[Data records for software interfaces]
__________

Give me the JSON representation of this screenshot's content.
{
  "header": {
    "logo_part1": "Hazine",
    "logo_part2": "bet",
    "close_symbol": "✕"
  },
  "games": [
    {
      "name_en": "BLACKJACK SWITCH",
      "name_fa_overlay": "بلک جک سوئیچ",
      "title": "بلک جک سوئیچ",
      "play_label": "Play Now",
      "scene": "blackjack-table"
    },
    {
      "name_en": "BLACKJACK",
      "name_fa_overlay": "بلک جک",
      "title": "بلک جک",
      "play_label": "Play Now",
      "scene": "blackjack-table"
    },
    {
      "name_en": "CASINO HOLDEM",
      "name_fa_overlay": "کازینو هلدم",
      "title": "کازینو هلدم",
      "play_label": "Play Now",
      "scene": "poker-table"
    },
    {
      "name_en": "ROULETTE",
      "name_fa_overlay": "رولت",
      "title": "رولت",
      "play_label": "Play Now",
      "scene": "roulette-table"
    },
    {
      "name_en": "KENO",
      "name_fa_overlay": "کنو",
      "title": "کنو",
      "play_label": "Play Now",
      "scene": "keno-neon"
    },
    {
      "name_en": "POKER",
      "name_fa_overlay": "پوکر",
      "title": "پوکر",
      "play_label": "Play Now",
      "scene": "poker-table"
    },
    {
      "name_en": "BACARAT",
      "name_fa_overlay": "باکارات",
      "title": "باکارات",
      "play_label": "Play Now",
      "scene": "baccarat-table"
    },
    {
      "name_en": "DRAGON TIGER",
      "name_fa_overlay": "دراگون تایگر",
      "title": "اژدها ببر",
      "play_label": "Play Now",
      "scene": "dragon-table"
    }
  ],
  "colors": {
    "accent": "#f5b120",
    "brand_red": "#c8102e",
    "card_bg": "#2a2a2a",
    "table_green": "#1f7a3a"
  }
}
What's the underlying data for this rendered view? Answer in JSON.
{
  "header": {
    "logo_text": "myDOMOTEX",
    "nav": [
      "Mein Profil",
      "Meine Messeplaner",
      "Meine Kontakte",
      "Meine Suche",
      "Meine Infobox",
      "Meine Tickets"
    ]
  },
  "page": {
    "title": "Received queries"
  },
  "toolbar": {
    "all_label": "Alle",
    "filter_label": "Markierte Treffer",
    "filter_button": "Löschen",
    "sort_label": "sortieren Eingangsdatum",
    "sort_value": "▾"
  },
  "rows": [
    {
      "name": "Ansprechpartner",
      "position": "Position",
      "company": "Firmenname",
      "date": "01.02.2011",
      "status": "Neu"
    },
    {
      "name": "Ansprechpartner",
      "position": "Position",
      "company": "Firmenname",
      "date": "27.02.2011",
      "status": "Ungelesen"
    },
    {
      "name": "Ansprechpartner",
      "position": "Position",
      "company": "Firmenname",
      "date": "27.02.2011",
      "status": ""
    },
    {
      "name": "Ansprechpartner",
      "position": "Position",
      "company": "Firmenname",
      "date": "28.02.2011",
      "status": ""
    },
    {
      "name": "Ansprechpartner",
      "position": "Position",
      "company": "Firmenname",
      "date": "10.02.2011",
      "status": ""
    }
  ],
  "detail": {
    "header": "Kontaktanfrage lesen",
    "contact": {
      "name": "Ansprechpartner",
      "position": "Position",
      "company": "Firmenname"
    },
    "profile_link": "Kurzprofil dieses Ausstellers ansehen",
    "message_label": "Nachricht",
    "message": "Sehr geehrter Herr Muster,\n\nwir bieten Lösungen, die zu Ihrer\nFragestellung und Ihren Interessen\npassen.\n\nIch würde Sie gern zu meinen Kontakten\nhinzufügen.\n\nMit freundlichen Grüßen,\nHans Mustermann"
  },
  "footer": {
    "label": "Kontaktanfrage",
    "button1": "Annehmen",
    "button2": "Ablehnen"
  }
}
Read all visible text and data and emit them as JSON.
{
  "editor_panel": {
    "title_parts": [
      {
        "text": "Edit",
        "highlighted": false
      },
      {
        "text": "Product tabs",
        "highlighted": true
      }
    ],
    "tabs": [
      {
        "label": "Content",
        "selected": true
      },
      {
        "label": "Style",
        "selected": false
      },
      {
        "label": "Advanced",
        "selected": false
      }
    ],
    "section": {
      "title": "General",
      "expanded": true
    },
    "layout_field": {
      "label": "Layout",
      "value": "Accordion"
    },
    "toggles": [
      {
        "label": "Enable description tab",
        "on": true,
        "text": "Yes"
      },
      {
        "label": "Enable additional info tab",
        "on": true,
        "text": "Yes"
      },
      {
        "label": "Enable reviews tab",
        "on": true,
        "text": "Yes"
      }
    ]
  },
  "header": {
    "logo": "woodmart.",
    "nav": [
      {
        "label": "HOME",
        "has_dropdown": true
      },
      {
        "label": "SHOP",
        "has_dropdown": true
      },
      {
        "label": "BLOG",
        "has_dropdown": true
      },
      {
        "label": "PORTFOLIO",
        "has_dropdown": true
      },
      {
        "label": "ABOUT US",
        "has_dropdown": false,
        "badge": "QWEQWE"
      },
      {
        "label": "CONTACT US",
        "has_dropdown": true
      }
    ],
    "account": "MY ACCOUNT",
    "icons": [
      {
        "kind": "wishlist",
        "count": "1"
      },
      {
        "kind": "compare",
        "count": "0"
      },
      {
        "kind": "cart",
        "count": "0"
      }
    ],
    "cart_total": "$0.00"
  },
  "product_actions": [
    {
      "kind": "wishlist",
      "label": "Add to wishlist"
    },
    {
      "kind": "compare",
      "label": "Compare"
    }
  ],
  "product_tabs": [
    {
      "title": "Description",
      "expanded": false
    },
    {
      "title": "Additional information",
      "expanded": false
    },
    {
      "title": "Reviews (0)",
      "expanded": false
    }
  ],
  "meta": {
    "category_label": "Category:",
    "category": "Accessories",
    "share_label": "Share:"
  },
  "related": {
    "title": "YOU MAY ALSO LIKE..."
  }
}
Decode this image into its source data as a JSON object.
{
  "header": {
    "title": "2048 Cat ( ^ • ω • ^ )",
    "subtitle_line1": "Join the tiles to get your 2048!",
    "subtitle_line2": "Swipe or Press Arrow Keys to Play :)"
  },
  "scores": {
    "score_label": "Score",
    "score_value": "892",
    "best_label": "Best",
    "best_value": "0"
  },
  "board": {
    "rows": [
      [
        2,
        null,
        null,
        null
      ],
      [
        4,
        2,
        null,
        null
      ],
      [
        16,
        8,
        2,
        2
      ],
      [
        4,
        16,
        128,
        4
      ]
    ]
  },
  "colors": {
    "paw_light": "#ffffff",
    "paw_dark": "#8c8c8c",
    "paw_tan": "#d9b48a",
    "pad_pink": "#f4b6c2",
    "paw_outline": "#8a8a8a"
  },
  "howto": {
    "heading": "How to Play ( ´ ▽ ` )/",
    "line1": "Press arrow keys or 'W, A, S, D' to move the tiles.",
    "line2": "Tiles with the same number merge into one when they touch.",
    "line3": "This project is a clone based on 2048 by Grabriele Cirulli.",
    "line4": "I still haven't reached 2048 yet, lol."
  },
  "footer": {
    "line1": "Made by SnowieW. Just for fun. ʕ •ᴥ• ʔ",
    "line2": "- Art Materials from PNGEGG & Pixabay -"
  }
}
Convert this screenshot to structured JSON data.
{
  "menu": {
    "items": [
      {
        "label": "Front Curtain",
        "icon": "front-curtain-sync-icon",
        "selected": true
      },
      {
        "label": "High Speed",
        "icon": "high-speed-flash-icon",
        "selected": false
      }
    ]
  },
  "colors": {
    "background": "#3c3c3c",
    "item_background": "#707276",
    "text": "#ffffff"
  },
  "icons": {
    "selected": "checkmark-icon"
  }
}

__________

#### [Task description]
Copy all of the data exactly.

#### [Answer to this task]
Give me the JSON representation of this screenshot's content.
{
  "header": {
    "logo_part1": "Hazine",
    "logo_part2": "bet",
    "close_symbol": "✕"
  },
  "games": [
    {
      "name_en": "BLACKJACK SWITCH",
      "name_fa_overlay": "بلک جک سوئیچ",
      "title": "بلک جک سوئیچ",
      "play_label": "Play Now",
      "scene": "blackjack-table"
    },
    {
      "name_en": "BLACKJACK",
      "name_fa_overlay": "بلک جک",
      "title": "بلک جک",
      "play_label": "Play Now",
      "scene": "blackjack-table"
    },
    {
      "name_en": "CASINO HOLDEM",
      "name_fa_overlay": "کازینو هلدم",
      "title": "کازینو هلدم",
      "play_label": "Play Now",
      "scene": "poker-table"
    },
    {
      "name_en": "ROULETTE",
      "name_fa_overlay": "رولت",
      "title": "رولت",
      "play_label": "Play Now",
      "scene": "roulette-table"
    },
    {
      "name_en": "KENO",
      "name_fa_overlay": "کنو",
      "title": "کنو",
      "play_label": "Play Now",
      "scene": "keno-neon"
    },
    {
      "name_en": "POKER",
      "name_fa_overlay": "پوکر",
      "title": "پوکر",
      "play_label": "Play Now",
      "scene": "poker-table"
    },
    {
      "name_en": "BACARAT",
      "name_fa_overlay": "باکارات",
      "title": "باکارات",
      "play_label": "Play Now",
      "scene": "baccarat-table"
    },
    {
      "name_en": "DRAGON TIGER",
      "name_fa_overlay": "دراگون تایگر",
      "title": "اژدها ببر",
      "play_label": "Play Now",
      "scene": "dragon-table"
    }
  ],
  "colors": {
    "accent": "#f5b120",
    "brand_red": "#c8102e",
    "card_bg": "#2a2a2a",
    "table_green": "#1f7a3a"
  }
}
What's the underlying data for this rendered view? Answer in JSON.
{
  "header": {
    "logo_text": "myDOMOTEX",
    "nav": [
      "Mein Profil",
      "Meine Messeplaner",
      "Meine Kontakte",
      "Meine Suche",
      "Meine Infobox",
      "Meine Tickets"
    ]
  },
  "page": {
    "title": "Received queries"
  },
  "toolbar": {
    "all_label": "Alle",
    "filter_label": "Markierte Treffer",
    "filter_button": "Löschen",
    "sort_label": "sortieren Eingangsdatum",
    "sort_value": "▾"
  },
  "rows": [
    {
      "name": "Ansprechpartner",
      "position": "Position",
      "company": "Firmenname",
      "date": "01.02.2011",
      "status": "Neu"
    },
    {
      "name": "Ansprechpartner",
      "position": "Position",
      "company": "Firmenname",
      "date": "27.02.2011",
      "status": "Ungelesen"
    },
    {
      "name": "Ansprechpartner",
      "position": "Position",
      "company": "Firmenname",
      "date": "27.02.2011",
      "status": ""
    },
    {
      "name": "Ansprechpartner",
      "position": "Position",
      "company": "Firmenname",
      "date": "28.02.2011",
      "status": ""
    },
    {
      "name": "Ansprechpartner",
      "position": "Position",
      "company": "Firmenname",
      "date": "10.02.2011",
      "status": ""
    }
  ],
  "detail": {
    "header": "Kontaktanfrage lesen",
    "contact": {
      "name": "Ansprechpartner",
      "position": "Position",
      "company": "Firmenname"
    },
    "profile_link": "Kurzprofil dieses Ausstellers ansehen",
    "message_label": "Nachricht",
    "message": "Sehr geehrter Herr Muster,\n\nwir bieten Lösungen, die zu Ihrer\nFragestellung und Ihren Interessen\npassen.\n\nIch würde Sie gern zu meinen Kontakten\nhinzufügen.\n\nMit freundlichen Grüßen,\nHans Mustermann"
  },
  "footer": {
    "label": "Kontaktanfrage",
    "button1": "Annehmen",
    "button2": "Ablehnen"
  }
}
Read all visible text and data and emit them as JSON.
{
  "editor_panel": {
    "title_parts": [
      {
        "text": "Edit",
        "highlighted": false
      },
      {
        "text": "Product tabs",
        "highlighted": true
      }
    ],
    "tabs": [
      {
        "label": "Content",
        "selected": true
      },
      {
        "label": "Style",
        "selected": false
      },
      {
        "label": "Advanced",
        "selected": false
      }
    ],
    "section": {
      "title": "General",
      "expanded": true
    },
    "layout_field": {
      "label": "Layout",
      "value": "Accordion"
    },
    "toggles": [
      {
        "label": "Enable description tab",
        "on": true,
        "text": "Yes"
      },
      {
        "label": "Enable additional info tab",
        "on": true,
        "text": "Yes"
      },
      {
        "label": "Enable reviews tab",
        "on": true,
        "text": "Yes"
      }
    ]
  },
  "header": {
    "logo": "woodmart.",
    "nav": [
      {
        "label": "HOME",
        "has_dropdown": true
      },
      {
        "label": "SHOP",
        "has_dropdown": true
      },
      {
        "label": "BLOG",
        "has_dropdown": true
      },
      {
        "label": "PORTFOLIO",
        "has_dropdown": true
      },
      {
        "label": "ABOUT US",
        "has_dropdown": false,
        "badge": "QWEQWE"
      },
      {
        "label": "CONTACT US",
        "has_dropdown": true
      }
    ],
    "account": "MY ACCOUNT",
    "icons": [
      {
        "kind": "wishlist",
        "count": "1"
      },
      {
        "kind": "compare",
        "count": "0"
      },
      {
        "kind": "cart",
        "count": "0"
      }
    ],
    "cart_total": "$0.00"
  },
  "product_actions": [
    {
      "kind": "wishlist",
      "label": "Add to wishlist"
    },
    {
      "kind": "compare",
      "label": "Compare"
    }
  ],
  "product_tabs": [
    {
      "title": "Description",
      "expanded": false
    },
    {
      "title": "Additional information",
      "expanded": false
    },
    {
      "title": "Reviews (0)",
      "expanded": false
    }
  ],
  "meta": {
    "category_label": "Category:",
    "category": "Accessories",
    "share_label": "Share:"
  },
  "related": {
    "title": "YOU MAY ALSO LIKE..."
  }
}
Decode this image into its source data as a JSON object.
{
  "header": {
    "title": "2048 Cat ( ^ • ω • ^ )",
    "subtitle_line1": "Join the tiles to get your 2048!",
    "subtitle_line2": "Swipe or Press Arrow Keys to Play :)"
  },
  "scores": {
    "score_label": "Score",
    "score_value": "892",
    "best_label": "Best",
    "best_value": "0"
  },
  "board": {
    "rows": [
      [
        2,
        null,
        null,
        null
      ],
      [
        4,
        2,
        null,
        null
      ],
      [
        16,
        8,
        2,
        2
      ],
      [
        4,
        16,
        128,
        4
      ]
    ]
  },
  "colors": {
    "paw_light": "#ffffff",
    "paw_dark": "#8c8c8c",
    "paw_tan": "#d9b48a",
    "pad_pink": "#f4b6c2",
    "paw_outline": "#8a8a8a"
  },
  "howto": {
    "heading": "How to Play ( ´ ▽ ` )/",
    "line1": "Press arrow keys or 'W, A, S, D' to move the tiles.",
    "line2": "Tiles with the same number merge into one when they touch.",
    "line3": "This project is a clone based on 2048 by Grabriele Cirulli.",
    "line4": "I still haven't reached 2048 yet, lol."
  },
  "footer": {
    "line1": "Made by SnowieW. Just for fun. ʕ •ᴥ• ʔ",
    "line2": "- Art Materials from PNGEGG & Pixabay -"
  }
}
Convert this screenshot to structured JSON data.
{
  "menu": {
    "items": [
      {
        "label": "Front Curtain",
        "icon": "front-curtain-sync-icon",
        "selected": true
      },
      {
        "label": "High Speed",
        "icon": "high-speed-flash-icon",
        "selected": false
      }
    ]
  },
  "colors": {
    "background": "#3c3c3c",
    "item_background": "#707276",
    "text": "#ffffff"
  },
  "icons": {
    "selected": "checkmark-icon"
  }
}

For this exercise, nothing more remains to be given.